> What to work on
Could you please retype all of the entries exactly as they appear?

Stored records
• • •

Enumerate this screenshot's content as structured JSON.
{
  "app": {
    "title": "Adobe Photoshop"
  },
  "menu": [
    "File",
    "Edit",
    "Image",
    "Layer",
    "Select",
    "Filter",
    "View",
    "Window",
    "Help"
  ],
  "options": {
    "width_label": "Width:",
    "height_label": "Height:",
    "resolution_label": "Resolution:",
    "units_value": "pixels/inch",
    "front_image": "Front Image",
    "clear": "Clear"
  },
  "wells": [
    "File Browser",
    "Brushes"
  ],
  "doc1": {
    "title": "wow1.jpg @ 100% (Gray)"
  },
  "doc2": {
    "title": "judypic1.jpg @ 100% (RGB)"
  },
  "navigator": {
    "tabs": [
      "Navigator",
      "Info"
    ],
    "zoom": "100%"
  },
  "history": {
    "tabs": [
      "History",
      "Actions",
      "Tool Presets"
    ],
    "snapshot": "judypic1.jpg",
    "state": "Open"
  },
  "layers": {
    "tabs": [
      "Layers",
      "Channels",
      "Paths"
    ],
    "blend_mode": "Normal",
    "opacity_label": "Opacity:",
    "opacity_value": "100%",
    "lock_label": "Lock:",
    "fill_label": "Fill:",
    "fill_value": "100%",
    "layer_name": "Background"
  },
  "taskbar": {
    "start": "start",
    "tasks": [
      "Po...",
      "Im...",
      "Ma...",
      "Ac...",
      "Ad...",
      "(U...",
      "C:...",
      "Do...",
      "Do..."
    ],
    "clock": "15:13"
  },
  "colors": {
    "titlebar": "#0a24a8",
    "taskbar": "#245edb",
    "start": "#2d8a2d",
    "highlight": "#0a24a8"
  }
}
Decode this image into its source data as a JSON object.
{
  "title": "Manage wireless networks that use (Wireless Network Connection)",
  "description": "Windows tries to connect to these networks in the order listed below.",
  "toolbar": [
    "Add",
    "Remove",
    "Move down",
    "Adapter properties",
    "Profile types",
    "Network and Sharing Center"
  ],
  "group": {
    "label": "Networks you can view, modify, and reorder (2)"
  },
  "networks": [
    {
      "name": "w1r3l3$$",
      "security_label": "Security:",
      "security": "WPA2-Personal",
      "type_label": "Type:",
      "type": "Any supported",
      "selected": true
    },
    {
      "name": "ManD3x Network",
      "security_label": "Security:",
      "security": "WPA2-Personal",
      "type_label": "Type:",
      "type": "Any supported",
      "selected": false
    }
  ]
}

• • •

> Answer below
Enumerate this screenshot's content as structured JSON.
{
  "app": {
    "title": "Adobe Photoshop"
  },
  "menu": [
    "File",
    "Edit",
    "Image",
    "Layer",
    "Select",
    "Filter",
    "View",
    "Window",
    "Help"
  ],
  "options": {
    "width_label": "Width:",
    "height_label": "Height:",
    "resolution_label": "Resolution:",
    "units_value": "pixels/inch",
    "front_image": "Front Image",
    "clear": "Clear"
  },
  "wells": [
    "File Browser",
    "Brushes"
  ],
  "doc1": {
    "title": "wow1.jpg @ 100% (Gray)"
  },
  "doc2": {
    "title": "judypic1.jpg @ 100% (RGB)"
  },
  "navigator": {
    "tabs": [
      "Navigator",
      "Info"
    ],
    "zoom": "100%"
  },
  "history": {
    "tabs": [
      "History",
      "Actions",
      "Tool Presets"
    ],
    "snapshot": "judypic1.jpg",
    "state": "Open"
  },
  "layers": {
    "tabs": [
      "Layers",
      "Channels",
      "Paths"
    ],
    "blend_mode": "Normal",
    "opacity_label": "Opacity:",
    "opacity_value": "100%",
    "lock_label": "Lock:",
    "fill_label": "Fill:",
    "fill_value": "100%",
    "layer_name": "Background"
  },
  "taskbar": {
    "start": "start",
    "tasks": [
      "Po...",
      "Im...",
      "Ma...",
      "Ac...",
      "Ad...",
      "(U...",
      "C:...",
      "Do...",
      "Do..."
    ],
    "clock": "15:13"
  },
  "colors": {
    "titlebar": "#0a24a8",
    "taskbar": "#245edb",
    "start": "#2d8a2d",
    "highlight": "#0a24a8"
  }
}
Decode this image into its source data as a JSON object.
{
  "title": "Manage wireless networks that use (Wireless Network Connection)",
  "description": "Windows tries to connect to these networks in the order listed below.",
  "toolbar": [
    "Add",
    "Remove",
    "Move down",
    "Adapter properties",
    "Profile types",
    "Network and Sharing Center"
  ],
  "group": {
    "label": "Networks you can view, modify, and reorder (2)"
  },
  "networks": [
    {
      "name": "w1r3l3$$",
      "security_label": "Security:",
      "security": "WPA2-Personal",
      "type_label": "Type:",
      "type": "Any supported",
      "selected": true
    },
    {
      "name": "ManD3x Network",
      "security_label": "Security:",
      "security": "WPA2-Personal",
      "type_label": "Type:",
      "type": "Any supported",
      "selected": false
    }
  ]
}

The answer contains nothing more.